If you'd like Signaldust to return, please ask Katinka Tuisku to resign.

Z1202
KVRian
958 posts since 12 Apr, 2002
mystran wrote:Somewhat related (or not), one can design pretty good Hilbert-transformers by starting from an elliptic two-phase half-band filter, converting that into a Hilbert-transformer and then using frequency warping to move the lower cutoff-edge to some suitable low frequency at the cost of wider high-frequency transition. Beyond improving the response in general (after all, the low-frequency response is usually much more important than the high-frequency response), this makes it straight-forward to maintain the low-frequency response for varying sampling rates (eg. you can just recalculate the warping coefficient and everything else can stay the same).

This paper probably gives the most straight-forward treatment of the whole thing: https://www.cct.lsu.edu/~eberdahl/Paper ... hnique.pdf
I strongly suspect that this technique might be a discrete-time equivalent of the analytic technique I described later in my book (or rather vice versa, the one described in the book is an equivalent of this one, since the book was written later ), possibly both being related via bilinear transform (which then does the job of the "arctangent scale" used in the book). It's somewhat surprising the discrete-time technique seems to be restricted to the odd orders though.

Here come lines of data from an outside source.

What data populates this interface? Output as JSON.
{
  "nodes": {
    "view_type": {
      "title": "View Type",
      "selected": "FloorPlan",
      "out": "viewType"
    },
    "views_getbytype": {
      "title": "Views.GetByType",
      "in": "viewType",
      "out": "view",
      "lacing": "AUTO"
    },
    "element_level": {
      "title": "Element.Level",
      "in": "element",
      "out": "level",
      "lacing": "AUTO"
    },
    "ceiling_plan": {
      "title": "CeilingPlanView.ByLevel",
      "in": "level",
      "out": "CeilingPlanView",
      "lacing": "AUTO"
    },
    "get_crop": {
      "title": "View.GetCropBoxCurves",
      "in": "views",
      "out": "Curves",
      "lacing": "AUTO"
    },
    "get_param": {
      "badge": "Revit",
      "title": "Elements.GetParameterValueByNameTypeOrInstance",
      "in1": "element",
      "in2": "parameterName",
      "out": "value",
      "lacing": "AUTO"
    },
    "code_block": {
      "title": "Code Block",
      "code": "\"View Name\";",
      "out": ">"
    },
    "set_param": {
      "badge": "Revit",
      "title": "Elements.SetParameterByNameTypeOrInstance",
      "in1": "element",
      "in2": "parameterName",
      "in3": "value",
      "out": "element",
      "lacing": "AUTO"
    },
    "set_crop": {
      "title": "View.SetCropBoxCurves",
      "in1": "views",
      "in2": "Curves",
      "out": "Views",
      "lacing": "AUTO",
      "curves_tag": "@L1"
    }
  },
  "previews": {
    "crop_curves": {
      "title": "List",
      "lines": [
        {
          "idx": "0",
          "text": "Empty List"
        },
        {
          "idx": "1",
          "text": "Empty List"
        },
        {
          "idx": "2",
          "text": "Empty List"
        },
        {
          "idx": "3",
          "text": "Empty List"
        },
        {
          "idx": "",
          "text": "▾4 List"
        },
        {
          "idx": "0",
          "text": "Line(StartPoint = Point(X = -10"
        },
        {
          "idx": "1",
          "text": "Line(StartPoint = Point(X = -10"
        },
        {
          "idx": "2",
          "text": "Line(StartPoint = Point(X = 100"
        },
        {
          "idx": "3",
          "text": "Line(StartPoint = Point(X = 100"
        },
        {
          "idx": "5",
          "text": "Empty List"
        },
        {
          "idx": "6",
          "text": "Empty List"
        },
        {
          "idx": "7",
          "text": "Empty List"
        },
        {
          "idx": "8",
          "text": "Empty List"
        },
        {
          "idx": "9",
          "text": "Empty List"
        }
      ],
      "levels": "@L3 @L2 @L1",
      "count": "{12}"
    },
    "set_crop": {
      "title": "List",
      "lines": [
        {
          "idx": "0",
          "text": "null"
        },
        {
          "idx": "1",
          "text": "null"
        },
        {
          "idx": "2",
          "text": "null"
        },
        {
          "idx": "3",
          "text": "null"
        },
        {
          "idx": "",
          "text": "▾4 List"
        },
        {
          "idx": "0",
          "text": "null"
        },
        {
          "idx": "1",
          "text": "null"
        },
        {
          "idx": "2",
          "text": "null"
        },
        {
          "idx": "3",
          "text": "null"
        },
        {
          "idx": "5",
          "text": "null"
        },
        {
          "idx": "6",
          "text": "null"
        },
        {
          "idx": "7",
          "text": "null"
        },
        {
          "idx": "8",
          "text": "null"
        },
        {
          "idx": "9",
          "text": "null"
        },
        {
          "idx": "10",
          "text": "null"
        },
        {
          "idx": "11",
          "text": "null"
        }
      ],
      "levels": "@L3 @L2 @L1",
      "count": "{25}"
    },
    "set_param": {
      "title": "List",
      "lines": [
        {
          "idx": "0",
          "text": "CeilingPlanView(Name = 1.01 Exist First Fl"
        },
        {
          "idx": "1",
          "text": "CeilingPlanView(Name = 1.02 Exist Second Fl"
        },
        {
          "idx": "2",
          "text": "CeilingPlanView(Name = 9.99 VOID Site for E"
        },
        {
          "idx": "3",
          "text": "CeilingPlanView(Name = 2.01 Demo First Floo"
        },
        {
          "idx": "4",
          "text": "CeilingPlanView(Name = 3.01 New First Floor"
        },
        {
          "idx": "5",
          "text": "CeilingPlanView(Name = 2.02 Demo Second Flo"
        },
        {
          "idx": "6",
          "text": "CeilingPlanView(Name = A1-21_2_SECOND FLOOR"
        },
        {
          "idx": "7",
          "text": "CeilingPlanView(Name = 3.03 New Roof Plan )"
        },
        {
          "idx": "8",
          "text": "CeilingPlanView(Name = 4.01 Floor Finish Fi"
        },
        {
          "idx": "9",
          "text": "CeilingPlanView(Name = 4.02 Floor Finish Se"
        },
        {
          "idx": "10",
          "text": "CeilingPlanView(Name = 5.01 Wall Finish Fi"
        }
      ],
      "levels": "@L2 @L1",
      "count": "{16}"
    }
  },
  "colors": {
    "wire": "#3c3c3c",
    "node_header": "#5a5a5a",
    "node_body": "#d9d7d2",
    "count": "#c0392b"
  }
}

1eqinfinity
KVRist
201 posts since 29 Apr, 2012
Hello again, everyone
Am I right that it's ok to build pure (not multimode) HP ladder using lowpasses, but taking (in - lp) as the filters' outputs?
The underlying filters are then processed as lowpasses, but the Gn and Sn for the whole ladder are derived from yn = xn - (g(x - yn) + sn).